The town halls are a stark contrast to cable news coverage of the 2016 campaign, when CNN, MSNBC and Fox News aired live and unedited Trump rallies, great for ratings but of little journalistic value.

“These town halls seem very different to me than the uncritical and incessant coverage that CNN gave to Trump rallies in 2016,” said Samuel Freedman, a professor and journalistic ethics expert at the Columbia Journalism School. “There is a totally legitimate public service being provided by a cable network in holding town halls with individual candidates — especially when the Democratic field is so crowded and so few of the candidates are well-known nationally.”

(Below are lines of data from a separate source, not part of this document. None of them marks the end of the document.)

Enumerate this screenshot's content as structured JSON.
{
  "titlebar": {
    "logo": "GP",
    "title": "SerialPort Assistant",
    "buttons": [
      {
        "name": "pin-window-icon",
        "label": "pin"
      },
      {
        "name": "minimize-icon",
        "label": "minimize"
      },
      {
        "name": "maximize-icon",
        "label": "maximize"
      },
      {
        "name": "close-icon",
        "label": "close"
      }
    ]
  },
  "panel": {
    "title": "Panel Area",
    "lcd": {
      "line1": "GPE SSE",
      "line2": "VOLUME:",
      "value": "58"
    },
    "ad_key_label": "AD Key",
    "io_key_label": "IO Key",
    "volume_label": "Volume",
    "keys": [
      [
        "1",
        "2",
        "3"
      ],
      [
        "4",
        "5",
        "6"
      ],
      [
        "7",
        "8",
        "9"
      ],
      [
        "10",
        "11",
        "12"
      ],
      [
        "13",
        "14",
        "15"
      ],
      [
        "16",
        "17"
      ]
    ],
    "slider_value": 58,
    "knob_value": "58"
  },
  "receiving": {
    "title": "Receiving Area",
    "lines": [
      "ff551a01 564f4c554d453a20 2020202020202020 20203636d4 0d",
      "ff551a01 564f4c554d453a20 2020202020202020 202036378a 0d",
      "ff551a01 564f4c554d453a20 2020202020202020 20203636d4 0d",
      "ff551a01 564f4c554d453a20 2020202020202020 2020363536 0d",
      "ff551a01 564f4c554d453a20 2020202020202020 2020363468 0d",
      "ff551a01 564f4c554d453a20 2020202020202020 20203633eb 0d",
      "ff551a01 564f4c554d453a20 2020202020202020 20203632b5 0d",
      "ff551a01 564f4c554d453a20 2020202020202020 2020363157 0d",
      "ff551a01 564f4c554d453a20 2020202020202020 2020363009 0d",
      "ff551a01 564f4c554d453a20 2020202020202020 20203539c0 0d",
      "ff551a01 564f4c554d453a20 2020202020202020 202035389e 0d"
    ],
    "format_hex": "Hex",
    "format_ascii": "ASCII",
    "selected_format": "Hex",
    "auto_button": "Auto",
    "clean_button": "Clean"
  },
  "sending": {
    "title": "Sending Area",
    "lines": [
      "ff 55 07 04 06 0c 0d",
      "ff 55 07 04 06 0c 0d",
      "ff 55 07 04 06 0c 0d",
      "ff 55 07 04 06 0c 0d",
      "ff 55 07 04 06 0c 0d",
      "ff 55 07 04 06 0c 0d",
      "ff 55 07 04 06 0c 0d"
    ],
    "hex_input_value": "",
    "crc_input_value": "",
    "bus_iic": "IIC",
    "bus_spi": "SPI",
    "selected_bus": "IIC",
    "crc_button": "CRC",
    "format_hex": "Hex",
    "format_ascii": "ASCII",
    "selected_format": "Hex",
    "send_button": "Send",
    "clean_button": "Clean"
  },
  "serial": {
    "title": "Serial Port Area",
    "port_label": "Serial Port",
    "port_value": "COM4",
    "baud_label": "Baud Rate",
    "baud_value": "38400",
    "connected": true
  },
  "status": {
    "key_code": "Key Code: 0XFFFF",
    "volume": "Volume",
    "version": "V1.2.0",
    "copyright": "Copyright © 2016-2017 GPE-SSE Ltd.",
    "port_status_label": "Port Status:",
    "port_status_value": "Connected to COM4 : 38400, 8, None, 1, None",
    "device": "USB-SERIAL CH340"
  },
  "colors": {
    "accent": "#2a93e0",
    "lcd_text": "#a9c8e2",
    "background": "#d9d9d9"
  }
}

Republican strategists working for other candidates — and, later, those who backed 2016 Democratic presidential nominee Hillary ClintonHillary Diane Rodham ClintonTrump rips Krugman, NYT after columnist writes GOP no longer believes in American values Klobuchar jokes to Cuomo: 'I feel you creeping over my shoulder' but 'not in a Trumpian manner' Dems seek to rein in calls for impeachment MORE — screamed at network executives, irate that their candidates would be dropped to show Trump bounding on stage — or even an empty podium.

“In 2016 there was a lot of criticism that there wasn't enough coverage of 'lesser' candidates on the GOP side, and this is one way the media is trying to preempt that criticism for a very crowded Democratic field,” said Leticia Bode, a political scientist at Georgetown University who studies the confluence of communication and political outcomes.

A CNN source, who asked not to be named discussing internal procedures, said the network invites candidates who have demonstrated they are running a serious campaign, though invitations are offered on a case-by-case basis. The network tries to find a location that works with the campaign's schedule, often on just a few days' notice.

CNN has not held an event with O'Rourke since he announced his presidential campaign, and not every candidate has been on the air. Gillibrand, who kicked off MSNBC's town hall series, has not gotten a CNN slot yet. Neither has Washington Gov. Jay Inslee (D) and a handful of other candidates toward the bottom of the polling ladder. Those candidates may get future invitations, the source said.

The events take on an added importance in the run-up to the first Democratic debates, scheduled for NBC in June and CNN in July. Candidates must reach several thresholds — the 65,000 individual donors and notching at least 1 percent support in three different polls — to be included on the debate stage. 

For a candidate like Buttigieg, barely known among even elite Democrats before he launched his bid, scoring an hour on prime-time television is the opportunity that candidates running in earlier years never had.

“It was a masterful decision by CNN to give candidates an hour to communicate directly with people,” Buttigieg's adviser Smith said. “Doing these town halls isn't without a risk, especially if you're not prepared for them.”

The preparation goes beyond simply making sure candidates brush up on the issues. While the town halls earn a few million viewers watching live, clips are replayed endlessly in the days after the events, both on CNN and their two main cable rivals. The campaigns themselves also cut up key moments to blast to supporters, potential donors and Facebook audiences.

Buttigieg's campaign organized more than 120 watch parties in 37 states, where the mayor's most committed supporters tried to wrangle donations out of friends and neighbors.

They got the donors — and the polling. In an Emerson College poll conducted a week after Buttigieg's town hall, he took 3 percent of the vote, tied with Booker for sixth in the Democratic field. It is the third poll this month to show Buttigieg hitting the 1 percent threshold, enough to qualify him for the debate stage.